■ **Given records**:

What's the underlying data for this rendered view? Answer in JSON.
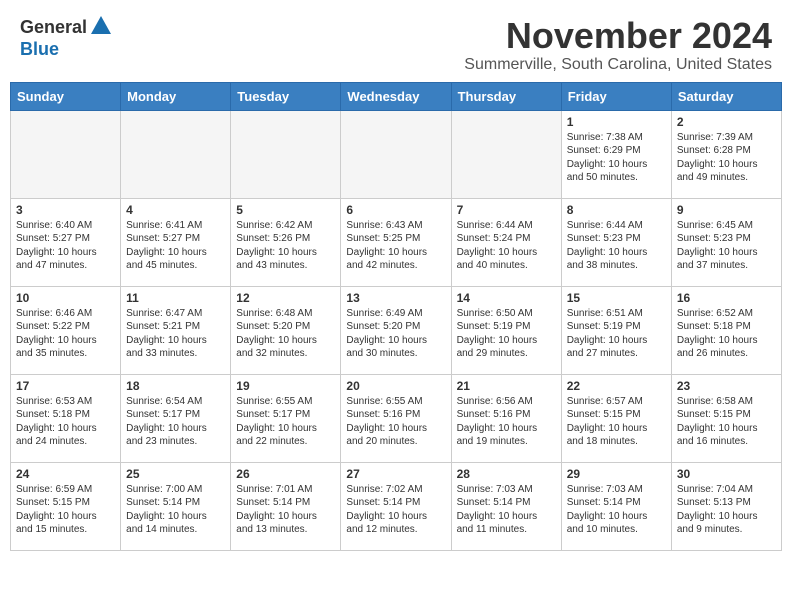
{
  "logo": {
    "general": "General",
    "blue": "Blue"
  },
  "header": {
    "month": "November 2024",
    "location": "Summerville, South Carolina, United States"
  },
  "days_of_week": [
    "Sunday",
    "Monday",
    "Tuesday",
    "Wednesday",
    "Thursday",
    "Friday",
    "Saturday"
  ],
  "weeks": [
    [
      {
        "day": "",
        "info": ""
      },
      {
        "day": "",
        "info": ""
      },
      {
        "day": "",
        "info": ""
      },
      {
        "day": "",
        "info": ""
      },
      {
        "day": "",
        "info": ""
      },
      {
        "day": "1",
        "info": "Sunrise: 7:38 AM\nSunset: 6:29 PM\nDaylight: 10 hours and 50 minutes."
      },
      {
        "day": "2",
        "info": "Sunrise: 7:39 AM\nSunset: 6:28 PM\nDaylight: 10 hours and 49 minutes."
      }
    ],
    [
      {
        "day": "3",
        "info": "Sunrise: 6:40 AM\nSunset: 5:27 PM\nDaylight: 10 hours and 47 minutes."
      },
      {
        "day": "4",
        "info": "Sunrise: 6:41 AM\nSunset: 5:27 PM\nDaylight: 10 hours and 45 minutes."
      },
      {
        "day": "5",
        "info": "Sunrise: 6:42 AM\nSunset: 5:26 PM\nDaylight: 10 hours and 43 minutes."
      },
      {
        "day": "6",
        "info": "Sunrise: 6:43 AM\nSunset: 5:25 PM\nDaylight: 10 hours and 42 minutes."
      },
      {
        "day": "7",
        "info": "Sunrise: 6:44 AM\nSunset: 5:24 PM\nDaylight: 10 hours and 40 minutes."
      },
      {
        "day": "8",
        "info": "Sunrise: 6:44 AM\nSunset: 5:23 PM\nDaylight: 10 hours and 38 minutes."
      },
      {
        "day": "9",
        "info": "Sunrise: 6:45 AM\nSunset: 5:23 PM\nDaylight: 10 hours and 37 minutes."
      }
    ],
    [
      {
        "day": "10",
        "info": "Sunrise: 6:46 AM\nSunset: 5:22 PM\nDaylight: 10 hours and 35 minutes."
      },
      {
        "day": "11",
        "info": "Sunrise: 6:47 AM\nSunset: 5:21 PM\nDaylight: 10 hours and 33 minutes."
      },
      {
        "day": "12",
        "info": "Sunrise: 6:48 AM\nSunset: 5:20 PM\nDaylight: 10 hours and 32 minutes."
      },
      {
        "day": "13",
        "info": "Sunrise: 6:49 AM\nSunset: 5:20 PM\nDaylight: 10 hours and 30 minutes."
      },
      {
        "day": "14",
        "info": "Sunrise: 6:50 AM\nSunset: 5:19 PM\nDaylight: 10 hours and 29 minutes."
      },
      {
        "day": "15",
        "info": "Sunrise: 6:51 AM\nSunset: 5:19 PM\nDaylight: 10 hours and 27 minutes."
      },
      {
        "day": "16",
        "info": "Sunrise: 6:52 AM\nSunset: 5:18 PM\nDaylight: 10 hours and 26 minutes."
      }
    ],
    [
      {
        "day": "17",
        "info": "Sunrise: 6:53 AM\nSunset: 5:18 PM\nDaylight: 10 hours and 24 minutes."
      },
      {
        "day": "18",
        "info": "Sunrise: 6:54 AM\nSunset: 5:17 PM\nDaylight: 10 hours and 23 minutes."
      },
      {
        "day": "19",
        "info": "Sunrise: 6:55 AM\nSunset: 5:17 PM\nDaylight: 10 hours and 22 minutes."
      },
      {
        "day": "20",
        "info": "Sunrise: 6:55 AM\nSunset: 5:16 PM\nDaylight: 10 hours and 20 minutes."
      },
      {
        "day": "21",
        "info": "Sunrise: 6:56 AM\nSunset: 5:16 PM\nDaylight: 10 hours and 19 minutes."
      },
      {
        "day": "22",
        "info": "Sunrise: 6:57 AM\nSunset: 5:15 PM\nDaylight: 10 hours and 18 minutes."
      },
      {
        "day": "23",
        "info": "Sunrise: 6:58 AM\nSunset: 5:15 PM\nDaylight: 10 hours and 16 minutes."
      }
    ],
    [
      {
        "day": "24",
        "info": "Sunrise: 6:59 AM\nSunset: 5:15 PM\nDaylight: 10 hours and 15 minutes."
      },
      {
        "day": "25",
        "info": "Sunrise: 7:00 AM\nSunset: 5:14 PM\nDaylight: 10 hours and 14 minutes."
      },
      {
        "day": "26",
        "info": "Sunrise: 7:01 AM\nSunset: 5:14 PM\nDaylight: 10 hours and 13 minutes."
      },
      {
        "day": "27",
        "info": "Sunrise: 7:02 AM\nSunset: 5:14 PM\nDaylight: 10 hours and 12 minutes."
      },
      {
        "day": "28",
        "info": "Sunrise: 7:03 AM\nSunset: 5:14 PM\nDaylight: 10 hours and 11 minutes."
      },
      {
        "day": "29",
        "info": "Sunrise: 7:03 AM\nSunset: 5:14 PM\nDaylight: 10 hours and 10 minutes."
      },
      {
        "day": "30",
        "info": "Sunrise: 7:04 AM\nSunset: 5:13 PM\nDaylight: 10 hours and 9 minutes."
      }
    ]
  ]
}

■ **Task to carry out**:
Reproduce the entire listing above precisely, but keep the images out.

■ **Answer area**:
What's the underlying data for this rendered view? Answer in JSON.
{
  "logo": {
    "general": "General",
    "blue": "Blue"
  },
  "header": {
    "month": "November 2024",
    "location": "Summerville, South Carolina, United States"
  },
  "days_of_week": [
    "Sunday",
    "Monday",
    "Tuesday",
    "Wednesday",
    "Thursday",
    "Friday",
    "Saturday"
  ],
  "weeks": [
    [
      {
        "day": "",
        "info": ""
      },
      {
        "day": "",
        "info": ""
      },
      {
        "day": "",
        "info": ""
      },
      {
        "day": "",
        "info": ""
      },
      {
        "day": "",
        "info": ""
      },
      {
        "day": "1",
        "info": "Sunrise: 7:38 AM\nSunset: 6:29 PM\nDaylight: 10 hours and 50 minutes."
      },
      {
        "day": "2",
        "info": "Sunrise: 7:39 AM\nSunset: 6:28 PM\nDaylight: 10 hours and 49 minutes."
      }
    ],
    [
      {
        "day": "3",
        "info": "Sunrise: 6:40 AM\nSunset: 5:27 PM\nDaylight: 10 hours and 47 minutes."
      },
      {
        "day": "4",
        "info": "Sunrise: 6:41 AM\nSunset: 5:27 PM\nDaylight: 10 hours and 45 minutes."
      },
      {
        "day": "5",
        "info": "Sunrise: 6:42 AM\nSunset: 5:26 PM\nDaylight: 10 hours and 43 minutes."
      },
      {
        "day": "6",
        "info": "Sunrise: 6:43 AM\nSunset: 5:25 PM\nDaylight: 10 hours and 42 minutes."
      },
      {
        "day": "7",
        "info": "Sunrise: 6:44 AM\nSunset: 5:24 PM\nDaylight: 10 hours and 40 minutes."
      },
      {
        "day": "8",
        "info": "Sunrise: 6:44 AM\nSunset: 5:23 PM\nDaylight: 10 hours and 38 minutes."
      },
      {
        "day": "9",
        "info": "Sunrise: 6:45 AM\nSunset: 5:23 PM\nDaylight: 10 hours and 37 minutes."
      }
    ],
    [
      {
        "day": "10",
        "info": "Sunrise: 6:46 AM\nSunset: 5:22 PM\nDaylight: 10 hours and 35 minutes."
      },
      {
        "day": "11",
        "info": "Sunrise: 6:47 AM\nSunset: 5:21 PM\nDaylight: 10 hours and 33 minutes."
      },
      {
        "day": "12",
        "info": "Sunrise: 6:48 AM\nSunset: 5:20 PM\nDaylight: 10 hours and 32 minutes."
      },
      {
        "day": "13",
        "info": "Sunrise: 6:49 AM\nSunset: 5:20 PM\nDaylight: 10 hours and 30 minutes."
      },
      {
        "day": "14",
        "info": "Sunrise: 6:50 AM\nSunset: 5:19 PM\nDaylight: 10 hours and 29 minutes."
      },
      {
        "day": "15",
        "info": "Sunrise: 6:51 AM\nSunset: 5:19 PM\nDaylight: 10 hours and 27 minutes."
      },
      {
        "day": "16",
        "info": "Sunrise: 6:52 AM\nSunset: 5:18 PM\nDaylight: 10 hours and 26 minutes."
      }
    ],
    [
      {
        "day": "17",
        "info": "Sunrise: 6:53 AM\nSunset: 5:18 PM\nDaylight: 10 hours and 24 minutes."
      },
      {
        "day": "18",
        "info": "Sunrise: 6:54 AM\nSunset: 5:17 PM\nDaylight: 10 hours and 23 minutes."
      },
      {
        "day": "19",
        "info": "Sunrise: 6:55 AM\nSunset: 5:17 PM\nDaylight: 10 hours and 22 minutes."
      },
      {
        "day": "20",
        "info": "Sunrise: 6:55 AM\nSunset: 5:16 PM\nDaylight: 10 hours and 20 minutes."
      },
      {
        "day": "21",
        "info": "Sunrise: 6:56 AM\nSunset: 5:16 PM\nDaylight: 10 hours and 19 minutes."
      },
      {
        "day": "22",
        "info": "Sunrise: 6:57 AM\nSunset: 5:15 PM\nDaylight: 10 hours and 18 minutes."
      },
      {
        "day": "23",
        "info": "Sunrise: 6:58 AM\nSunset: 5:15 PM\nDaylight: 10 hours and 16 minutes."
      }
    ],
    [
      {
        "day": "24",
        "info": "Sunrise: 6:59 AM\nSunset: 5:15 PM\nDaylight: 10 hours and 15 minutes."
      },
      {
        "day": "25",
        "info": "Sunrise: 7:00 AM\nSunset: 5:14 PM\nDaylight: 10 hours and 14 minutes."
      },
      {
        "day": "26",
        "info": "Sunrise: 7:01 AM\nSunset: 5:14 PM\nDaylight: 10 hours and 13 minutes."
      },
      {
        "day": "27",
        "info": "Sunrise: 7:02 AM\nSunset: 5:14 PM\nDaylight: 10 hours and 12 minutes."
      },
      {
        "day": "28",
        "info": "Sunrise: 7:03 AM\nSunset: 5:14 PM\nDaylight: 10 hours and 11 minutes."
      },
      {
        "day": "29",
        "info": "Sunrise: 7:03 AM\nSunset: 5:14 PM\nDaylight: 10 hours and 10 minutes."
      },
      {
        "day": "30",
        "info": "Sunrise: 7:04 AM\nSunset: 5:13 PM\nDaylight: 10 hours and 9 minutes."
      }
    ]
  ]
}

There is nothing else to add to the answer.